I was a good soccer player in high school — probably one of the best on our team. In 11th grade, I went to try-outs and was sure I had made the varsity team. I was shocked to find out I hadn’t, and was relegated to junior varsity by a coach who insisted I had not tried hard enough. He knew it would be embarrassing to be the only junior on JV, but he made his decision, and that was that. I was mad at him, but soon decided to make the best of it. As captain of the JV team I worked hard and soon developed into the leader of our squad. I was eventually called up, and was even sad to leave those JVs! I never forgot what I learned from a coach who didn’t care if he embarrassed me. Never take anything for granted. I always try my best when a lot is on the line, even when I think something is a “lock.”
Ginger D., age 46: Find the positive in others
I’ve spent eight years as a residential kids’ camp nurse at an all-boys’ camp. I had to live, work, socialize and eat all meals with the other camp nurse. The first summer, I lived with her for nine weeks and found her to be unkind, non-supportive, jealous, and inflexible. It was so bad I swore I would never go back. Yet, I returned for three more summers, determined not to be chased away by the opportunity to be a camp nurse. I adjusted by working at positive affirmations for myself. I found the strength inside, thanks to this fellow nurse. I choose to remember her love of nature, her infectious laugh, and how she would light up when she talked about her nieces and nephews. I am still practicing positive affirmations.
Kelly J., age 32: Have compassion for difficult people
In my 20s, I worked with a woman my age that made life miserable for me. I can honestly say I hated her. She stole my paycheck out of my purse to grab a look at it, was constantly trying to trick me into divulging what company benefits I was receiving, and glared at me with disdain every time our eyes happened to meet. One day after work I turned the corner on the way to my car and saw her crying — her husband was bawling her out for some insignificant thing. Suddenly my heart almost broke with pity. Her life away from work was probably miserable. My compassion made things better for us in the office — we were actually pretty friendly by the time I left that job. I always remember that maybe hateful people have horrible home lives or other difficulties.
Janice J., age 51: Maybe your ‘enemies’ are just busy
I worked in a law firm once. The lawyers were difficult and kind of secretive, even meeting behind closed doors, stone-faced as they walked by, seeming to not even like me. They seemed to want to make me uncomfortable half the time. One day I was having an awful day, and when they emerged from behind their latest session I exploded, thinking they were ready to fire me anyway. Instead, after my rant, they burst out laughing — one even brought me flowers later. I ended up realizing that maybe people who I thought were enemies really weren’t. They were just busy and more serious-minded than I was.
John B., age 55: Look beyond the surface
I work with a woman who, upon our first meeting, I immediately disliked. I am a long-haul truck driver, and so was she. She was rude, loud, and generally obnoxious. One day I pulled the truck in and there she was.
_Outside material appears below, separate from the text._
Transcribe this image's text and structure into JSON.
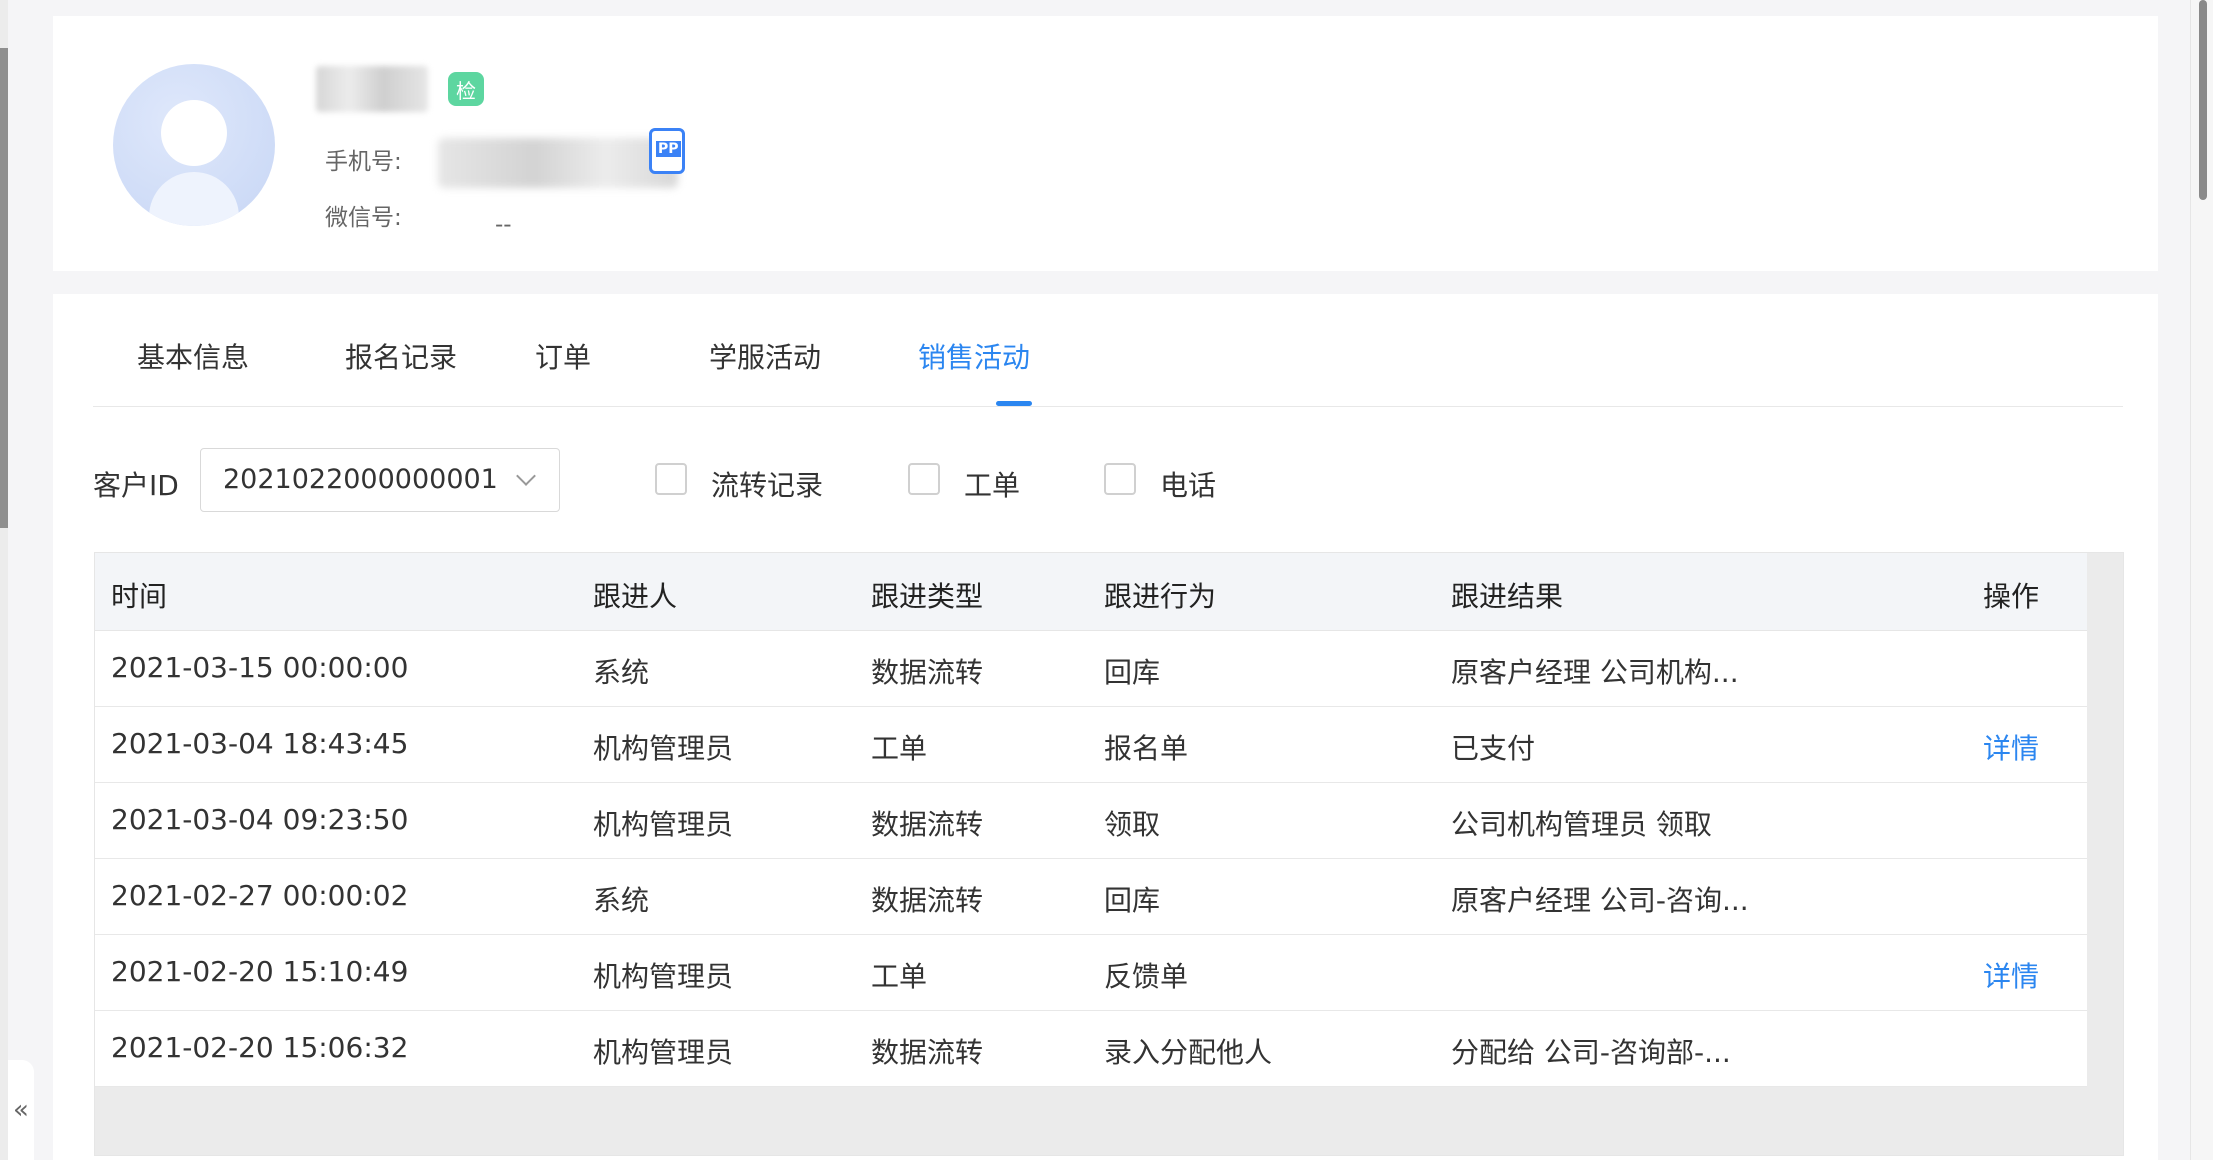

I waited for some kind of sarcastic comment, but instead she offered me her car for as long as I needed it, since I didn’t have mine available. She is still the same — kind of loud and opinionated, but I learned I needed to look beyond even what all evidence showed me, and leave myself open to the good parts of a person — there’s always both, good and bad, in everyone.
Martin Luther King, Jr., said of Gandhi, “If humanity is to progress, Gandhi is inescapable. He lived, thought, acted and inspired by the vision of humanity evolving toward a world of peace and harmony.”
Learning from our enemies, even accepting them, is not easy, but we can try. The quest for peace — in the home, the office, the playground, or the world — never goes out of style.